# What the task requires
Every entry, from first to last, is to be retyped without any alteration.
── Data under study
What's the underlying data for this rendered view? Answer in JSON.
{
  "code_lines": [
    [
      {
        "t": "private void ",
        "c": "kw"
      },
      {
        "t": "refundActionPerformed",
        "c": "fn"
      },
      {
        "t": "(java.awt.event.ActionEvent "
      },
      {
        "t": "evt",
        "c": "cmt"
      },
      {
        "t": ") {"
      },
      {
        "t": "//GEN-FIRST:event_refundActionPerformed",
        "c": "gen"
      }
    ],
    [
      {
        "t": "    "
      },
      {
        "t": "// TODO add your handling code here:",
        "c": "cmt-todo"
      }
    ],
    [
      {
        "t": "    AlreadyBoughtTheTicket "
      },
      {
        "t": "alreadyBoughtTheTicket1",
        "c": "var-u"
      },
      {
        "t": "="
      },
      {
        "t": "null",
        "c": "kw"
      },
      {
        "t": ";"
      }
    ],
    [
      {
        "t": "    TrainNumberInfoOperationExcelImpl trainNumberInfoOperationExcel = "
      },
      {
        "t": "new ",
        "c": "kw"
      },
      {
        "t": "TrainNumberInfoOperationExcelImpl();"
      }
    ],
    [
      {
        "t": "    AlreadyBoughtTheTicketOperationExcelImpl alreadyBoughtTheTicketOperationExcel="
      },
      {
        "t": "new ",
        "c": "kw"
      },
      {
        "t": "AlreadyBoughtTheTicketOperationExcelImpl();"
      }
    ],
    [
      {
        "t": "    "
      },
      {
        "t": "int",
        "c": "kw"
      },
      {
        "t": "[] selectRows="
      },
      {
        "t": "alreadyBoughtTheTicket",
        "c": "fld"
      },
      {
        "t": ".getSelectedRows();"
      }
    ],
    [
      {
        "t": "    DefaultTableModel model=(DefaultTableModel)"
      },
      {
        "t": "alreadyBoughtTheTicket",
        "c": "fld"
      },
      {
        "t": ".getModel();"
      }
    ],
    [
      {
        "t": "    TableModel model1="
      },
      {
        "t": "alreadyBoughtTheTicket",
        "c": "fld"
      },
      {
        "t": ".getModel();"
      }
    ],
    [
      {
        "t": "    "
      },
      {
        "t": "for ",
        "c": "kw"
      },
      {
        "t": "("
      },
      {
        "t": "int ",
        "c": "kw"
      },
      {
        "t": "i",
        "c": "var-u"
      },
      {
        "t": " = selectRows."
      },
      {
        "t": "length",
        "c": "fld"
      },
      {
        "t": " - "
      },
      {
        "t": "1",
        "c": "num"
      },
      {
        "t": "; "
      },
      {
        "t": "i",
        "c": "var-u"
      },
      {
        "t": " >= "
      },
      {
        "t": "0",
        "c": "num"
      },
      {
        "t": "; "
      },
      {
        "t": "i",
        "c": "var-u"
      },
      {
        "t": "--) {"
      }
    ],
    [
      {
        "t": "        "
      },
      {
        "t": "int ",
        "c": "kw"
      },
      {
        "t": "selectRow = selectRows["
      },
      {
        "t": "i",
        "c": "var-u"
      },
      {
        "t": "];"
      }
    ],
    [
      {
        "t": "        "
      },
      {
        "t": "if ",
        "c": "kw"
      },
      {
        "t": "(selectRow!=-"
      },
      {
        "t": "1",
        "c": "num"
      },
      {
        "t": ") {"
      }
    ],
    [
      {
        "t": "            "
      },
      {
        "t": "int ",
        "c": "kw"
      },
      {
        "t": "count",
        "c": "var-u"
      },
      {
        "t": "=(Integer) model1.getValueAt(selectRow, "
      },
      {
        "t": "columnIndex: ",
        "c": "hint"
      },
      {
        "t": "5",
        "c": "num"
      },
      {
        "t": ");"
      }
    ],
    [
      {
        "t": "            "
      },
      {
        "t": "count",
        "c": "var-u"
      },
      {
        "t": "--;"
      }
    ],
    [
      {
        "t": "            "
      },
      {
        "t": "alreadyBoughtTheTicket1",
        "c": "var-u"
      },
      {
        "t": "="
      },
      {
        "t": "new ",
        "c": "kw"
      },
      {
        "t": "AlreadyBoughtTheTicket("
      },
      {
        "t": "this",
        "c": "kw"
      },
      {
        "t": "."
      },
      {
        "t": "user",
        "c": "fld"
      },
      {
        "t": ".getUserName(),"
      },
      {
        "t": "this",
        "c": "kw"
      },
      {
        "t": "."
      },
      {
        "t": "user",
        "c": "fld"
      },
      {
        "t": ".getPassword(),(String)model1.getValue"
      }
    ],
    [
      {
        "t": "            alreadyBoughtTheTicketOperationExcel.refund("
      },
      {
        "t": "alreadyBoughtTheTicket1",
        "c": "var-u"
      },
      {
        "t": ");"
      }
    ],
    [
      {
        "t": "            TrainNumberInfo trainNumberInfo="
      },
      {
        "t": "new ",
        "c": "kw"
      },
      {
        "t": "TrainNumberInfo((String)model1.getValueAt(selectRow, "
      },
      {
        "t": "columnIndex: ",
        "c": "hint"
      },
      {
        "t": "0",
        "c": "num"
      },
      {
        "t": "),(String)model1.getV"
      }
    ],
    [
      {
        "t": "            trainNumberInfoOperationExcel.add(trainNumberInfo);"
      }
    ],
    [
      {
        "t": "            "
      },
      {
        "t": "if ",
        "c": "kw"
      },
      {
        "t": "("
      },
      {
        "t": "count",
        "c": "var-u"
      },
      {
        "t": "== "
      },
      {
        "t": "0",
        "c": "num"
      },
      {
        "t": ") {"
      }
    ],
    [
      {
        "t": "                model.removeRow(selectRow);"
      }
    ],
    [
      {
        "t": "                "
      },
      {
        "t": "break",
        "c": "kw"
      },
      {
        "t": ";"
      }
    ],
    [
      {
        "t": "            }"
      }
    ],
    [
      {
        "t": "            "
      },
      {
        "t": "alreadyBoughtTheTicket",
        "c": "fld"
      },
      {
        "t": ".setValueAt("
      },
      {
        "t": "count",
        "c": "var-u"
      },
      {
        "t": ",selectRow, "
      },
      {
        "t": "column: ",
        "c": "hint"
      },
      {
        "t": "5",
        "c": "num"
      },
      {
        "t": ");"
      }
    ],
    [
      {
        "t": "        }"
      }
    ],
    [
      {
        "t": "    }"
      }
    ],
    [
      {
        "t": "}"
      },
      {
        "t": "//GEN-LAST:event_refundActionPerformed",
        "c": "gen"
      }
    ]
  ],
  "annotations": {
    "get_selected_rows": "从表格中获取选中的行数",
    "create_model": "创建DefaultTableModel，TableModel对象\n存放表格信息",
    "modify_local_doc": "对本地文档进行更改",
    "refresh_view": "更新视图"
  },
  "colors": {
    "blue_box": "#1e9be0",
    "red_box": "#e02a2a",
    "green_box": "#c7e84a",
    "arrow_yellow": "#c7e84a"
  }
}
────
# Exercise answer
What's the underlying data for this rendered view? Answer in JSON.
{
  "code_lines": [
    [
      {
        "t": "private void ",
        "c": "kw"
      },
      {
        "t": "refundActionPerformed",
        "c": "fn"
      },
      {
        "t": "(java.awt.event.ActionEvent "
      },
      {
        "t": "evt",
        "c": "cmt"
      },
      {
        "t": ") {"
      },
      {
        "t": "//GEN-FIRST:event_refundActionPerformed",
        "c": "gen"
      }
    ],
    [
      {
        "t": "    "
      },
      {
        "t": "// TODO add your handling code here:",
        "c": "cmt-todo"
      }
    ],
    [
      {
        "t": "    AlreadyBoughtTheTicket "
      },
      {
        "t": "alreadyBoughtTheTicket1",
        "c": "var-u"
      },
      {
        "t": "="
      },
      {
        "t": "null",
        "c": "kw"
      },
      {
        "t": ";"
      }
    ],
    [
      {
        "t": "    TrainNumberInfoOperationExcelImpl trainNumberInfoOperationExcel = "
      },
      {
        "t": "new ",
        "c": "kw"
      },
      {
        "t": "TrainNumberInfoOperationExcelImpl();"
      }
    ],
    [
      {
        "t": "    AlreadyBoughtTheTicketOperationExcelImpl alreadyBoughtTheTicketOperationExcel="
      },
      {
        "t": "new ",
        "c": "kw"
      },
      {
        "t": "AlreadyBoughtTheTicketOperationExcelImpl();"
      }
    ],
    [
      {
        "t": "    "
      },
      {
        "t": "int",
        "c": "kw"
      },
      {
        "t": "[] selectRows="
      },
      {
        "t": "alreadyBoughtTheTicket",
        "c": "fld"
      },
      {
        "t": ".getSelectedRows();"
      }
    ],
    [
      {
        "t": "    DefaultTableModel model=(DefaultTableModel)"
      },
      {
        "t": "alreadyBoughtTheTicket",
        "c": "fld"
      },
      {
        "t": ".getModel();"
      }
    ],
    [
      {
        "t": "    TableModel model1="
      },
      {
        "t": "alreadyBoughtTheTicket",
        "c": "fld"
      },
      {
        "t": ".getModel();"
      }
    ],
    [
      {
        "t": "    "
      },
      {
        "t": "for ",
        "c": "kw"
      },
      {
        "t": "("
      },
      {
        "t": "int ",
        "c": "kw"
      },
      {
        "t": "i",
        "c": "var-u"
      },
      {
        "t": " = selectRows."
      },
      {
        "t": "length",
        "c": "fld"
      },
      {
        "t": " - "
      },
      {
        "t": "1",
        "c": "num"
      },
      {
        "t": "; "
      },
      {
        "t": "i",
        "c": "var-u"
      },
      {
        "t": " >= "
      },
      {
        "t": "0",
        "c": "num"
      },
      {
        "t": "; "
      },
      {
        "t": "i",
        "c": "var-u"
      },
      {
        "t": "--) {"
      }
    ],
    [
      {
        "t": "        "
      },
      {
        "t": "int ",
        "c": "kw"
      },
      {
        "t": "selectRow = selectRows["
      },
      {
        "t": "i",
        "c": "var-u"
      },
      {
        "t": "];"
      }
    ],
    [
      {
        "t": "        "
      },
      {
        "t": "if ",
        "c": "kw"
      },
      {
        "t": "(selectRow!=-"
      },
      {
        "t": "1",
        "c": "num"
      },
      {
        "t": ") {"
      }
    ],
    [
      {
        "t": "            "
      },
      {
        "t": "int ",
        "c": "kw"
      },
      {
        "t": "count",
        "c": "var-u"
      },
      {
        "t": "=(Integer) model1.getValueAt(selectRow, "
      },
      {
        "t": "columnIndex: ",
        "c": "hint"
      },
      {
        "t": "5",
        "c": "num"
      },
      {
        "t": ");"
      }
    ],
    [
      {
        "t": "            "
      },
      {
        "t": "count",
        "c": "var-u"
      },
      {
        "t": "--;"
      }
    ],
    [
      {
        "t": "            "
      },
      {
        "t": "alreadyBoughtTheTicket1",
        "c": "var-u"
      },
      {
        "t": "="
      },
      {
        "t": "new ",
        "c": "kw"
      },
      {
        "t": "AlreadyBoughtTheTicket("
      },
      {
        "t": "this",
        "c": "kw"
      },
      {
        "t": "."
      },
      {
        "t": "user",
        "c": "fld"
      },
      {
        "t": ".getUserName(),"
      },
      {
        "t": "this",
        "c": "kw"
      },
      {
        "t": "."
      },
      {
        "t": "user",
        "c": "fld"
      },
      {
        "t": ".getPassword(),(String)model1.getValue"
      }
    ],
    [
      {
        "t": "            alreadyBoughtTheTicketOperationExcel.refund("
      },
      {
        "t": "alreadyBoughtTheTicket1",
        "c": "var-u"
      },
      {
        "t": ");"
      }
    ],
    [
      {
        "t": "            TrainNumberInfo trainNumberInfo="
      },
      {
        "t": "new ",
        "c": "kw"
      },
      {
        "t": "TrainNumberInfo((String)model1.getValueAt(selectRow, "
      },
      {
        "t": "columnIndex: ",
        "c": "hint"
      },
      {
        "t": "0",
        "c": "num"
      },
      {
        "t": "),(String)model1.getV"
      }
    ],
    [
      {
        "t": "            trainNumberInfoOperationExcel.add(trainNumberInfo);"
      }
    ],
    [
      {
        "t": "            "
      },
      {
        "t": "if ",
        "c": "kw"
      },
      {
        "t": "("
      },
      {
        "t": "count",
        "c": "var-u"
      },
      {
        "t": "== "
      },
      {
        "t": "0",
        "c": "num"
      },
      {
        "t": ") {"
      }
    ],
    [
      {
        "t": "                model.removeRow(selectRow);"
      }
    ],
    [
      {
        "t": "                "
      },
      {
        "t": "break",
        "c": "kw"
      },
      {
        "t": ";"
      }
    ],
    [
      {
        "t": "            }"
      }
    ],
    [
      {
        "t": "            "
      },
      {
        "t": "alreadyBoughtTheTicket",
        "c": "fld"
      },
      {
        "t": ".setValueAt("
      },
      {
        "t": "count",
        "c": "var-u"
      },
      {
        "t": ",selectRow, "
      },
      {
        "t": "column: ",
        "c": "hint"
      },
      {
        "t": "5",
        "c": "num"
      },
      {
        "t": ");"
      }
    ],
    [
      {
        "t": "        }"
      }
    ],
    [
      {
        "t": "    }"
      }
    ],
    [
      {
        "t": "}"
      },
      {
        "t": "//GEN-LAST:event_refundActionPerformed",
        "c": "gen"
      }
    ]
  ],
  "annotations": {
    "get_selected_rows": "从表格中获取选中的行数",
    "create_model": "创建DefaultTableModel，TableModel对象\n存放表格信息",
    "modify_local_doc": "对本地文档进行更改",
    "refresh_view": "更新视图"
  },
  "colors": {
    "blue_box": "#1e9be0",
    "red_box": "#e02a2a",
    "green_box": "#c7e84a",
    "arrow_yellow": "#c7e84a"
  }
}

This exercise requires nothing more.